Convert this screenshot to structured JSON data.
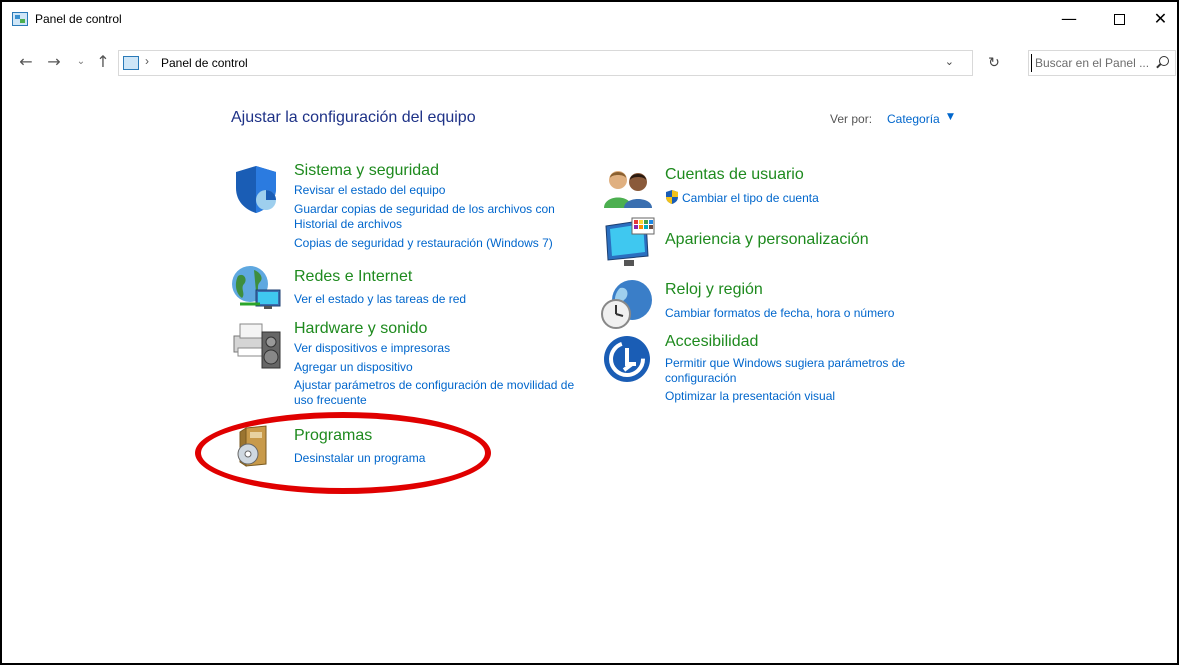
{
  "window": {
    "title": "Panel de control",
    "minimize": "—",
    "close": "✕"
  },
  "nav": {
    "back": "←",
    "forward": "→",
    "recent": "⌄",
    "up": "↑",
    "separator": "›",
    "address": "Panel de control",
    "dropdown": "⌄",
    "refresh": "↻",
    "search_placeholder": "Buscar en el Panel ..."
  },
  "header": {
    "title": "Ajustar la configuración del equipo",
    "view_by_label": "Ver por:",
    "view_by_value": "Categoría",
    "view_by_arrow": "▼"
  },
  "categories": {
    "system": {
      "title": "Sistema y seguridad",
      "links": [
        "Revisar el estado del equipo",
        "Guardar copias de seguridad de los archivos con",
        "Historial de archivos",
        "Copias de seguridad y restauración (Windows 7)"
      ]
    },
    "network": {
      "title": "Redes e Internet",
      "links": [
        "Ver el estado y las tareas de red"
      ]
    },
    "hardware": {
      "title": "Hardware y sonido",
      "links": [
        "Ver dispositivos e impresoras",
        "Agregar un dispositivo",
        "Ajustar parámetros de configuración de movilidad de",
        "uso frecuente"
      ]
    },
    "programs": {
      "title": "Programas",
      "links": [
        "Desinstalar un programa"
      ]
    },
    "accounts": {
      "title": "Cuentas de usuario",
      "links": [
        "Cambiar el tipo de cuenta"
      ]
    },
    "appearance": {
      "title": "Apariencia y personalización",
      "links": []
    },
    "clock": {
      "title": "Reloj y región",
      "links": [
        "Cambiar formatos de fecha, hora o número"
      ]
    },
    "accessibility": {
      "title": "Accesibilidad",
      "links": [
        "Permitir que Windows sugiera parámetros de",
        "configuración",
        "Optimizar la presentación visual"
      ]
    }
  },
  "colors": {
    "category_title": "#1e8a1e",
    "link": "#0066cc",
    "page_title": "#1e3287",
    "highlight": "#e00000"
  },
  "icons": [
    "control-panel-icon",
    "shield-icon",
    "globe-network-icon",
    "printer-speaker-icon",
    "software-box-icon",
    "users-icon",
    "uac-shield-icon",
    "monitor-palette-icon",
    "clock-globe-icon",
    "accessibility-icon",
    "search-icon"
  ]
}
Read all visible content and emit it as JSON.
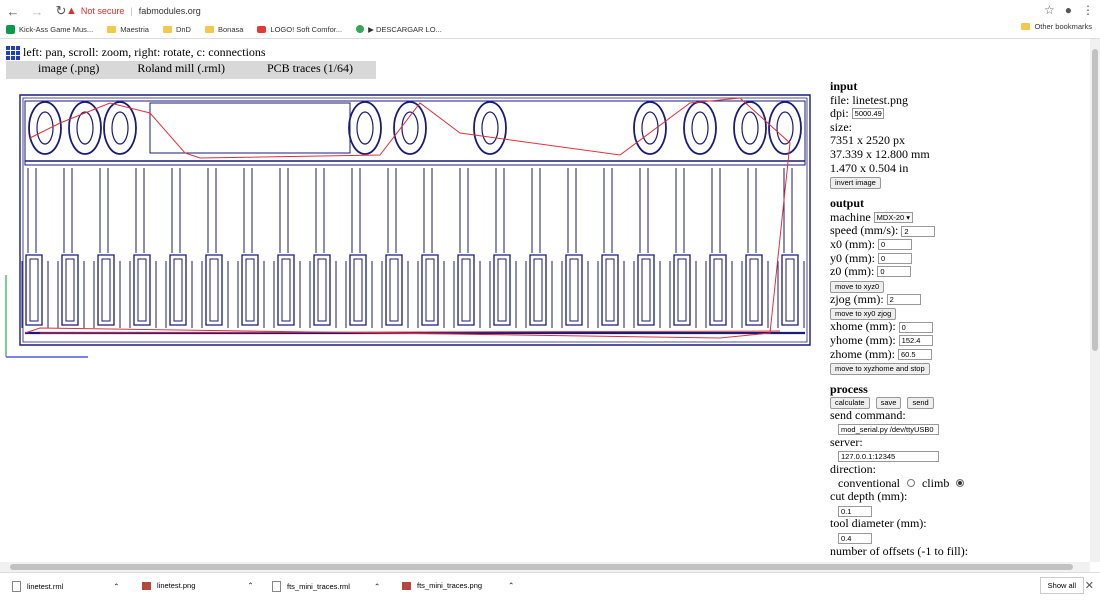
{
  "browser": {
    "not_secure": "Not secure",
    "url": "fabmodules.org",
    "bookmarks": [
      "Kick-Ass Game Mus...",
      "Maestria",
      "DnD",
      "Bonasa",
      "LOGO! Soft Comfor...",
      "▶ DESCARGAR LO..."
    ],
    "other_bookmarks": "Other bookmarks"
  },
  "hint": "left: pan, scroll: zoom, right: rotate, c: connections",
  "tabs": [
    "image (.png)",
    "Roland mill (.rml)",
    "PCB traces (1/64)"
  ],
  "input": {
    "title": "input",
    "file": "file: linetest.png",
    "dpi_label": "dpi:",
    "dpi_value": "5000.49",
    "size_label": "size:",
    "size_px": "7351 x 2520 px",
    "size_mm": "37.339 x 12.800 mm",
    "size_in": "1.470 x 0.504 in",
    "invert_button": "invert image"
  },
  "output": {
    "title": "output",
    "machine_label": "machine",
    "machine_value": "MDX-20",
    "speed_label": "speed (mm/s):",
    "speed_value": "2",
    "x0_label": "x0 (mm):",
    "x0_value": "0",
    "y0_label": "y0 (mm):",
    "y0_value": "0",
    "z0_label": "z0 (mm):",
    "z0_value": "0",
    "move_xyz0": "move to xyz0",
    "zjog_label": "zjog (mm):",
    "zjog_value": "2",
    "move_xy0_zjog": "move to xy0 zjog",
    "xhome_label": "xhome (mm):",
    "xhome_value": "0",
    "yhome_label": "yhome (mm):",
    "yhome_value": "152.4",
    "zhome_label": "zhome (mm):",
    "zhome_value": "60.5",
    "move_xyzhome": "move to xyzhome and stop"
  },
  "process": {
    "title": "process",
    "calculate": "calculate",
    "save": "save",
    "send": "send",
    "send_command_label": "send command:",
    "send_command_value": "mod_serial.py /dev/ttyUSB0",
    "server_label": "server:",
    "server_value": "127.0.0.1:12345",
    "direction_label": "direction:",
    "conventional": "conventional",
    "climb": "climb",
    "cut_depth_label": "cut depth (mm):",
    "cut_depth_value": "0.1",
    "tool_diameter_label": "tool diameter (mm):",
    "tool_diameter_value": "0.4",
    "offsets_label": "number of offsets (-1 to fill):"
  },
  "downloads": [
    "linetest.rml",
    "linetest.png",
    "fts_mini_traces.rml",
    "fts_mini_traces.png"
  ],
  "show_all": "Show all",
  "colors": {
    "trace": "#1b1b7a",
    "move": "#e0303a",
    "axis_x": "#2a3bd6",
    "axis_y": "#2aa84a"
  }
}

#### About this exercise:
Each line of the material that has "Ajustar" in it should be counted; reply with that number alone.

#### Solution below:
2